A top oxide layer 120 may be formed on charge storage layer 115. Top oxide layer 120 may include a thermally grown oxide material. For example, the semiconductor device including substrate 105, bottom oxide layer 110 and charge storage layer 115 illustrated in
A control gate electrode layer 130 may be formed on alumina oxide layer 125, or on top oxide layer 120 if there is no alumina oxide layer 125, using existing deposition processes. Gate electrode layer 130 may include, for example, polysilicon, or metal such as TaN or TiN. The thickness of gate electrode layer 130 may range, for example, from about 1000 Å to about 2000 Å.
As shown in
As shown in
In an exemplary implementation, device 320 illustrated in
Existing ONO stacks used conventionally deposited oxide for the top oxide layer of the ONO stack. However, degraded charge retention has been observed in stacks with deposited top oxide layers. Use of a thermally grown steam oxide layer for top oxide layer 120, consistent with aspects of the invention, leads to less leakage current, which, in turn, improves charge retention as compared to existing ONO stacks.
In the previous descriptions, numerous specific details are set forth, such as specific materials, structures, chemicals, processes, etc., in order to provide a thorough understanding of the present invention. However, the present invention can be practiced without resorting to the details specifically set forth herein. In other instances, well known processing structures have not been described in detail, in order not to unnecessarily obscure the thrust of the present invention. In practicing the present invention, conventional photolithographic, etching and deposition techniques may be employed, and hence, the details of such techniques have not been set forth herein in detail.
The foregoing description of embodiments of the present invention provides illustration and description, but is not intended to be exhaustive or to limit the invention to the precise form disclosed. Modifications and variations are possible in light of the above teachings or may be acquired from practice of the invention. For example, while series of acts has been described above, the order of the acts may vary in other implementations consistent with the present invention.

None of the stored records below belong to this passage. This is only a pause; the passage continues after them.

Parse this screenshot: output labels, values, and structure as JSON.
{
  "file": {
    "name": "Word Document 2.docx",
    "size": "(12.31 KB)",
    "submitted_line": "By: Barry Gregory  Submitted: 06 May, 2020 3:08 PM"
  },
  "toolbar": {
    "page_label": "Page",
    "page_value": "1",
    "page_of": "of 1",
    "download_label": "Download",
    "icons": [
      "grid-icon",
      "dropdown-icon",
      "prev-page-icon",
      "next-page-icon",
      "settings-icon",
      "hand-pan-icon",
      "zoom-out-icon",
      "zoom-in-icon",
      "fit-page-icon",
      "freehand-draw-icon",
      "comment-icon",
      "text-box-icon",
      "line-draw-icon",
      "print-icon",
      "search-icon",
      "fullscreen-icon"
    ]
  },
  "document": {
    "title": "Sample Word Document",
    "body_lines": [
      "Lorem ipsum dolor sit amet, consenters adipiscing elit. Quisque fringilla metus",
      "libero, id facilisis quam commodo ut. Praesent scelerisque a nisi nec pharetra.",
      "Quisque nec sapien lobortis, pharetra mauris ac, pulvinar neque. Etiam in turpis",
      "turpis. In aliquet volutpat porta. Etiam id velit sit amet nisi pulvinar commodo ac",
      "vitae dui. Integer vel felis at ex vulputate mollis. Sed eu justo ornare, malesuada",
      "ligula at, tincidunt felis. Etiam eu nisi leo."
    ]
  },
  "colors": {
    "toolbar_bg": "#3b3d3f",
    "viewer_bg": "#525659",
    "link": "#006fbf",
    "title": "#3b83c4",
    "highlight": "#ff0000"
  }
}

Only the preferred embodiments of the invention and a few examples of its versatility are shown and described in the present disclosure. It is to be understood that the invention is capable of use in various other combinations and environments and is capable of modifications within the scope of the inventive concept as expressed herein. No element, act, or instruction used in the description of the present application should be construed as critical or essential to the invention unless explicitly described as such. Also, as used herein, the article “a” is intended to include one or more items. Where only one item is intended, the term “one” or similar language is used. The scope of the invention is defined by the following claims and their equivalents.